Before saying anything about the temporary exhibitions, I have to mention my impressions of the Niels Wessel Bagge collection. It is a part of the permanent exhibition that is kept on a special hall, totally exposed to the sun and the high temperatures that, though unusual, sometimes happen (I suffered them). The Niels Wessel Bagge Art Foundation donated to the Louisiana Museum 450 Pre-Columbian art pieces. Why? I have no idea, but antic pieces in a modern art museum sound a little strange. Some remarkable pieces of the collection are displayed to the public, not showed as art pieces nor as ethnographic ones, just shown without specific care on window showcases. Altogether without differentiation of the cultures they belong to, or their epoch. At least they are presented from north to south! Unfortunately, there are only brief exhibit labels on one side of the hall, and a small text about the Niels Wessel Bagge collection at the other, what is obviously insufficient. I saw no intention of associating this part of the museum with the rest, no attempt of linking it to modern art. It can be done simply and without too much creativity. A panel explaining in a brief way which cultures are, with dates and regions, or maybe an informative map, and another panel explaining, in general, how some modern artists have been influenced by the so called “primitive art” can be enough. It seems to me that there is a lack of interest of the staff on this collection, and it gives the idea that they received it… without knowing what to do with it. I am worried about the huge amount of sunlight and no temperature and moisture control system, in order to keep safe old polychrome ceramic pieces.
The picture in this article is a Nayarit piece, whose art I personally love long ago.
The core of the museum is based on the temporary exhibitions. Insofar as the permanent exhibition includes only a few extraordinary pieces, the temporary exhibitions are conceived to be top-level and thus situate the Museum among the important ones, as well as to attract visitors. These temporary exhibitions offer a wide range of themes: from one or more artists’ retrospectives to thematic exhibitions, there are always two at a time and each of them changes twice or three times along the year. These exhibitions are the museum’s strongest appeal, the big strength that has the purpose to encourage the visitors to repeat at least once a year. An effective though expensive fidelity tool. I guess you can always find there perfect new exhibitions, based on what I saw: Emil Nolde and Philip Guston. Perfect museography, perfect layout, excellent informative elements.
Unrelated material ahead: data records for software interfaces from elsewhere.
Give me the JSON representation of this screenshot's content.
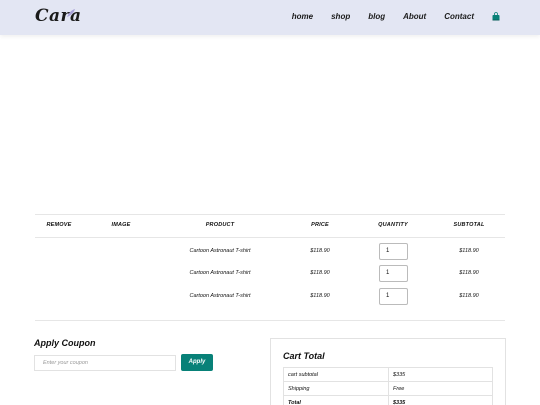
{
  "brand": {
    "logo_text": "Cara",
    "accent": "#088178"
  },
  "nav": {
    "items": [
      "home",
      "shop",
      "blog",
      "About",
      "Contact"
    ],
    "cart_icon": "shopping-bag-icon"
  },
  "table": {
    "headers": [
      "REMOVE",
      "IMAGE",
      "PRODUCT",
      "PRICE",
      "QUANTITY",
      "SUBTOTAL"
    ],
    "rows": [
      {
        "product": "Cartoon Astronaut T-shirt",
        "price": "$118.90",
        "quantity": "1",
        "subtotal": "$118.90"
      },
      {
        "product": "Cartoon Astronaut T-shirt",
        "price": "$118.90",
        "quantity": "1",
        "subtotal": "$118.90"
      },
      {
        "product": "Cartoon Astronaut T-shirt",
        "price": "$118.90",
        "quantity": "1",
        "subtotal": "$118.90"
      }
    ]
  },
  "coupon": {
    "title": "Apply Coupon",
    "placeholder": "Enter your coupon",
    "button_label": "Apply"
  },
  "cart_total": {
    "title": "Cart Total",
    "rows": [
      {
        "label": "cart subtotal",
        "value": "$335"
      },
      {
        "label": "Shipping",
        "value": "Free"
      },
      {
        "label": "Total",
        "value": "$335"
      }
    ]
  }
}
There are audioguides available in different languages for the temporary exhibitions, information and exhibit labels en Danish and English, and it is allowed to take pictures.
Louisiana Museum of Modern Art, gl. Strandvej 13, Humlebæk, Denmark